About This Item

Share This Item

The AAPG/Datapages Combined Publications Database

CSPG Special Publications


Facts and Principles of World Petroleum Occurrence — Memoir 6, 1980
Pages 996-997
Symposium Abstracts

An Approach to Assessment of Potential Petroleum Source Rocks, Canadian Arctic Islands: Abstract

T. G. Powell1

An investigation has been made of the hydrocarbon source rock potential of Mesozoic and Paleozoic sedimentary rocks of the Canadian Arctic Islands. Four facies of organic metamorphism have been recognized in the Sverdrup Basin, namely undermature, marginally mature, mature and overmature. Amorphous organic matter begins to generate hydrocarbons in the marginally mature facies and reaches a maximum in the mature facies. Significant hydrocarbon generation occurs in woody herbaceous organic matter only in the mature facies. Cracking of liquid hydrocarbons and kerogen to form gas occurs in the overmature zone. In the Sverdrup Basin the onset of the marginally mature zone occurs at approximately 1 500 m (5 000 ft) maximum burial depth, whereas the mature to overmature transition occurs in the vicinity of 4 300 m (14 000 ft) maximum burial depth. Hydrocarbon yields (mg of hydrocarbons per gram of organic carbon) are used as a basis for assessment of source rock quality. Either due to lack of maturity or source organic matter type, the majority of the strata in the Sverdrup Basin are likely only to have yielded gas. The Schei Point Formation (Middle-Upper Triassic) consistently contains organic matter suitable for oil generation. However, the amounts of oil that may have been expelled are relatively small.

All the wells in the Franklinian Geosyncline commence in the mature or overmature facies. The finegrained sediments of the Devonian elastic wedge and the Lower Paleozoic graptolitic shale facies can have excellent source potential for oil. The position of the mature to overmature transition is the governing factor in determining the hydrocarbon product (oil or gas). The Bird Fiord Formation consists of repetitive cycles of sandstone and shale and forms optimum conditions for drainage.
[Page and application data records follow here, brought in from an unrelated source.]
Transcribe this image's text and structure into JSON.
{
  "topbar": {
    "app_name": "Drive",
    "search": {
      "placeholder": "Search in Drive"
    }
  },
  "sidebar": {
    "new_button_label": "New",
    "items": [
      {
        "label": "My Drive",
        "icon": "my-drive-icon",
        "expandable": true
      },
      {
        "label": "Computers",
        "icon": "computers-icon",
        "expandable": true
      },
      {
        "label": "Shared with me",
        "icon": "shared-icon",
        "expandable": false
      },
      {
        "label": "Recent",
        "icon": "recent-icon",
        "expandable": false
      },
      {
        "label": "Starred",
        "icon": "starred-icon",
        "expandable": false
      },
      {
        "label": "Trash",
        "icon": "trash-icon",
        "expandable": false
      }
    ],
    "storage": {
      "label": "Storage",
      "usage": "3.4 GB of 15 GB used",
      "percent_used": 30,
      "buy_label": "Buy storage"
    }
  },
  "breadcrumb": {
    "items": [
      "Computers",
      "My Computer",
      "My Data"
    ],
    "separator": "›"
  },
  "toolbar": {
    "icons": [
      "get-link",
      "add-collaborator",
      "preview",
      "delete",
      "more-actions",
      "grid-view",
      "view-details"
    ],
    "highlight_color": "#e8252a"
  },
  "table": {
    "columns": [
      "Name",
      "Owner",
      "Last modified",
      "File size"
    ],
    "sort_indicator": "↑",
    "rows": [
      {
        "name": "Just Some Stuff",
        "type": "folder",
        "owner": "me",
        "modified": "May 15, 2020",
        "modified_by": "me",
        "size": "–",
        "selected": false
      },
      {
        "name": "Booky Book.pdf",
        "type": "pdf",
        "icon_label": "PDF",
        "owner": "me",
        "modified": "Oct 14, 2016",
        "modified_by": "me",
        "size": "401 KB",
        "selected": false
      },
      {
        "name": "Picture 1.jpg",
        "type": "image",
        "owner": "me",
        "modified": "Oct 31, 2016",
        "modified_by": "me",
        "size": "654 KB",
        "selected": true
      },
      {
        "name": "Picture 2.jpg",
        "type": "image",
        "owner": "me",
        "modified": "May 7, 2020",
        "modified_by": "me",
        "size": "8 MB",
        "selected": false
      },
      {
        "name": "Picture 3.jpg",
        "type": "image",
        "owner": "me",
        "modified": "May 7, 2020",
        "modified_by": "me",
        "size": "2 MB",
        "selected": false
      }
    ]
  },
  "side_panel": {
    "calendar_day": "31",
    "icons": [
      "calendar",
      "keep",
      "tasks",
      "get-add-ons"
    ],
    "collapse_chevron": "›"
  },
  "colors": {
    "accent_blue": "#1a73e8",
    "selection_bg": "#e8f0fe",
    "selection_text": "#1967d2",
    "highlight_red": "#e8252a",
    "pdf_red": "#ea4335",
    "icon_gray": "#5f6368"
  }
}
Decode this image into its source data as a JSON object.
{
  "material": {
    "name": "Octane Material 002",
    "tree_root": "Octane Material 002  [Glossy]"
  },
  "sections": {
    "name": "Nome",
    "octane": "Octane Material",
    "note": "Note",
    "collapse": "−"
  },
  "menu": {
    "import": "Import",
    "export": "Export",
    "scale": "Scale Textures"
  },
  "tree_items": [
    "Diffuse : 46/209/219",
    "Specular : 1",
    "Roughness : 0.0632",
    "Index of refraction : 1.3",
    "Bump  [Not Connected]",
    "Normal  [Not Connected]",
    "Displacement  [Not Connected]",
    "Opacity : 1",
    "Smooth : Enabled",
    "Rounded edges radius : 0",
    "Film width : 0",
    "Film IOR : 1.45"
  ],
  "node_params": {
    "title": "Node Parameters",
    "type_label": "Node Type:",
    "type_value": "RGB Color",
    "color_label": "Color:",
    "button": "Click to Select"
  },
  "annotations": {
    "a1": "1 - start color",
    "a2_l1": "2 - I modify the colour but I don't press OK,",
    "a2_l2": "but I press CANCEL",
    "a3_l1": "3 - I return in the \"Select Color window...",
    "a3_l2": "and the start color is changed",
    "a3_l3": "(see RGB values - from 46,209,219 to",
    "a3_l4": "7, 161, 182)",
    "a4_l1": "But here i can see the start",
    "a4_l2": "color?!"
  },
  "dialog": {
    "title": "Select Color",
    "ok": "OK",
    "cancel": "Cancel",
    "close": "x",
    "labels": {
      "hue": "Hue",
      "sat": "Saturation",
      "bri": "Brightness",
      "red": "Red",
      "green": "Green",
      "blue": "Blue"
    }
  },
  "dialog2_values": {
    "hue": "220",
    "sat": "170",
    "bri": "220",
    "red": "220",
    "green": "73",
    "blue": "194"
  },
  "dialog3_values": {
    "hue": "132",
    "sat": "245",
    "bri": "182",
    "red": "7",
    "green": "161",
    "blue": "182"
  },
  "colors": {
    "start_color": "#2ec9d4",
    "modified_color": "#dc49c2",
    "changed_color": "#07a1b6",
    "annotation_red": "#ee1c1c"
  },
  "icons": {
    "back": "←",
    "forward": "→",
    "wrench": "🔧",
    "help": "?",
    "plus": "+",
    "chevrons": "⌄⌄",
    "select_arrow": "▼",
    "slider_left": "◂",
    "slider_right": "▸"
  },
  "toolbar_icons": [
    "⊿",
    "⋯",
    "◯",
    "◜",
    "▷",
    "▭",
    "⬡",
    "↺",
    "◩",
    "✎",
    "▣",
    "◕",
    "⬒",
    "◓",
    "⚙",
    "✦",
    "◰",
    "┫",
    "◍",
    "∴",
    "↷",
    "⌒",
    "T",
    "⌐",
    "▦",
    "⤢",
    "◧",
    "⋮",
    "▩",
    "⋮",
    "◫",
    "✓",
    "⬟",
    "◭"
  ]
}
However, the low organic carbon content of the shales means that the volume of migrateable oil is low.

Acknowledgments and Associated Footnotes

1 Geological Survey of Canada, 3303 - 33 Street N.W., Calgary, Alberta T2L 2A7

Copyright © 2009 by the Canadian Society of Petroleum Geologists